Besides the fact that the lake has no more fish, the authorities are simply mocking the last fishermen of Jurilovca. Victor says that, according to the last regulations, he should go fishing with two boats: one for the fish, the other for bookkeeping. He has to have all that paperwork with him in case a surprise control should occur and, therefore, take hold of one of the boats, Victor says half jokingly; he cannot make anything of the changes occurring overnight, of the fact that there’s a difference between a natural person and an authorized person...Isn’t it him in both instances? Although he has tried to be fair, although he has brought everything he was demanded although he has paid all the taxes, everything is enveloped in uncertainty and the thought that a control might pop up and discover he’s missing a paper makes his heart race…
The fishing authorization, the Delta tax, the state tax (which you have to pay whether you’ve caught fish or not), city hall taxes, boat taxes, tool taxes, rattle snakes (little plastic fish, with a series on them, which are placed on authorized tools), navigation tax, tax to enter the Delta, ecology tax, other taxes and fees, all of these he has paid; while unfolding his misery, he stops and pricks his ears: ‘Do you hear them?’ He takes his hand to his eyes, scrutinizes the lake, then spitefully spits into the water. ‘See those guys with the motorboat?’

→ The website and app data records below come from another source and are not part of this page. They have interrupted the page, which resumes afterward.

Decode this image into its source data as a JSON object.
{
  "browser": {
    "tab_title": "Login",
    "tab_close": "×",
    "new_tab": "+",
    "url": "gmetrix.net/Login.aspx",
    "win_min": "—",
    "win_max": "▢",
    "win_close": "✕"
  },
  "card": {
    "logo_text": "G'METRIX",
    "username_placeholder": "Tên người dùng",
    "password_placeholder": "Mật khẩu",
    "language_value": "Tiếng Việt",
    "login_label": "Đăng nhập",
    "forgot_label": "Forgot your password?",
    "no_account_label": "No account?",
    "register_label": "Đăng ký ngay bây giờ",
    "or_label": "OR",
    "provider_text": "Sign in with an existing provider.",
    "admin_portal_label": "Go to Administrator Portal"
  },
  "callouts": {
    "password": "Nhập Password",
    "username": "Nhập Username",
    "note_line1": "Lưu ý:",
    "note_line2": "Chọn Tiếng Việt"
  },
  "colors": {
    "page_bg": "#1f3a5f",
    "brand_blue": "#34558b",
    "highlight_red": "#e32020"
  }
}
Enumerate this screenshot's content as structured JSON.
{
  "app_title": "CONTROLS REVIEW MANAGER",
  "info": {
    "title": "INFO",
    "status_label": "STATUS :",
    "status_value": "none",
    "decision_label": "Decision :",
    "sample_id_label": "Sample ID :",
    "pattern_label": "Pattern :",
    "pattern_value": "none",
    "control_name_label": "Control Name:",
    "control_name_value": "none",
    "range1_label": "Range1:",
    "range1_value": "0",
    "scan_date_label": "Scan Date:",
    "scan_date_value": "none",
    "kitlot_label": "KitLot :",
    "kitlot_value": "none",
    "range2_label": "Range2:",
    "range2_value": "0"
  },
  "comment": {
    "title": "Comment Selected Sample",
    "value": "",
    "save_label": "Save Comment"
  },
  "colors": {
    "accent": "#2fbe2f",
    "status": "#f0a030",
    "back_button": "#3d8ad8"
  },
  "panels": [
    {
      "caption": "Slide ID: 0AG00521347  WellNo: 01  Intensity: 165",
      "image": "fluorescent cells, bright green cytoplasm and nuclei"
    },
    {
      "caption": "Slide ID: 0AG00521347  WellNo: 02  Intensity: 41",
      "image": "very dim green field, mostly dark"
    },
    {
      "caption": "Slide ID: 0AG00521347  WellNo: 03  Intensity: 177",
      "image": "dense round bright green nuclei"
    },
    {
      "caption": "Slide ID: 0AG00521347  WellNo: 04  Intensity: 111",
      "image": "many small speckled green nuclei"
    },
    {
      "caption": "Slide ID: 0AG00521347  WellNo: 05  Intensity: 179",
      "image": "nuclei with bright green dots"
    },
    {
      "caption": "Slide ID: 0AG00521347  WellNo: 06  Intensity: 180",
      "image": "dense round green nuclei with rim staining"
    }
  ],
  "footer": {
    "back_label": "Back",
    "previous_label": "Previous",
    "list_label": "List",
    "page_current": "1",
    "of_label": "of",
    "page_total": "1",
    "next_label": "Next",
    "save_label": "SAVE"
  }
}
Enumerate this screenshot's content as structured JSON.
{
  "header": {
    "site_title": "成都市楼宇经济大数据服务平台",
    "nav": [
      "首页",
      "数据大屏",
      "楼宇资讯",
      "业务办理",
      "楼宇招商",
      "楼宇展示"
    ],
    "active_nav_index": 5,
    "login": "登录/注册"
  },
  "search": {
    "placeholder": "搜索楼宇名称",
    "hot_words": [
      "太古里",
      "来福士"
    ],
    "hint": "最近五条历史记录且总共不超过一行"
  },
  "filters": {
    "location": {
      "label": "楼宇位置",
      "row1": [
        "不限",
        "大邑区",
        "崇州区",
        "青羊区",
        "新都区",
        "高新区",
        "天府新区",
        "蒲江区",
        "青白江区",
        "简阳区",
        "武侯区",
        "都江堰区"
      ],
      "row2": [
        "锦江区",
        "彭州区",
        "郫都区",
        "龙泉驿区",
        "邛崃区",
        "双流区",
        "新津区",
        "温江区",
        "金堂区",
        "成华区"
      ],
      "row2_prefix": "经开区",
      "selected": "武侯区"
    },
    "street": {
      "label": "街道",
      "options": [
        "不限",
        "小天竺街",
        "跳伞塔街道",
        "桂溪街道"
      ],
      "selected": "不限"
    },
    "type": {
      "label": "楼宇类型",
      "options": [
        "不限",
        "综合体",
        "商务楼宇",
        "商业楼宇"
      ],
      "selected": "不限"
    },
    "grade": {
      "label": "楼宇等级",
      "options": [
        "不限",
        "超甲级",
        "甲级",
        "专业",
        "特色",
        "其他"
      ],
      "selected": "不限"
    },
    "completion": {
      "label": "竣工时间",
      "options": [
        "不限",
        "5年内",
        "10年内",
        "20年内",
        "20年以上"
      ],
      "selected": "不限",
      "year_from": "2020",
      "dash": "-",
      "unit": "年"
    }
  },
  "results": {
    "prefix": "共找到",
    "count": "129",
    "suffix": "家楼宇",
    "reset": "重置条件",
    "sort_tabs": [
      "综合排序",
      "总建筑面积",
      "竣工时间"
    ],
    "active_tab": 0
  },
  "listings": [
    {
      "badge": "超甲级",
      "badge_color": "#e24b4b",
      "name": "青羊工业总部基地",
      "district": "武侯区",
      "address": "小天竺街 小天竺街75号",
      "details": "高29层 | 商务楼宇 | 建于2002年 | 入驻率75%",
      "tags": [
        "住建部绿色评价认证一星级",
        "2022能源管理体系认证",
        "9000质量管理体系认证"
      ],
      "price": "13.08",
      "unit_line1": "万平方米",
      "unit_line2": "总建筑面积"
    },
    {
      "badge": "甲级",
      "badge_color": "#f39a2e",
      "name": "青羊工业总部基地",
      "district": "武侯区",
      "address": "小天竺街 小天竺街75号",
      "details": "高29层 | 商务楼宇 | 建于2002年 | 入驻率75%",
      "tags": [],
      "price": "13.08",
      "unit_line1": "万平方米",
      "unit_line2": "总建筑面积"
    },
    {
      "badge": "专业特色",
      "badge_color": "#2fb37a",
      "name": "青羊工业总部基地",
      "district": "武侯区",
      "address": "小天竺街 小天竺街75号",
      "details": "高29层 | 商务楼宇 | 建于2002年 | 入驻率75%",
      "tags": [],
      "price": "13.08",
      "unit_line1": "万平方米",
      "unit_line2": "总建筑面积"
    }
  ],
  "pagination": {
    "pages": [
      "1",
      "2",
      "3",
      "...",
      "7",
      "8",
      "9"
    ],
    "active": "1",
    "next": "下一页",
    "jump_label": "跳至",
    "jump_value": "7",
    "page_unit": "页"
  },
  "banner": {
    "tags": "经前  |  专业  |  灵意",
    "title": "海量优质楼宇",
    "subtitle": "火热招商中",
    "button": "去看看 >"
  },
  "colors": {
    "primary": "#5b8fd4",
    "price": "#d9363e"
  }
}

‘Poachers. They’re here every day. Why aren’t their papers checked? So, you see, am I right not to go into the wide world and do something for myself?’ Really. Are we not right to do it?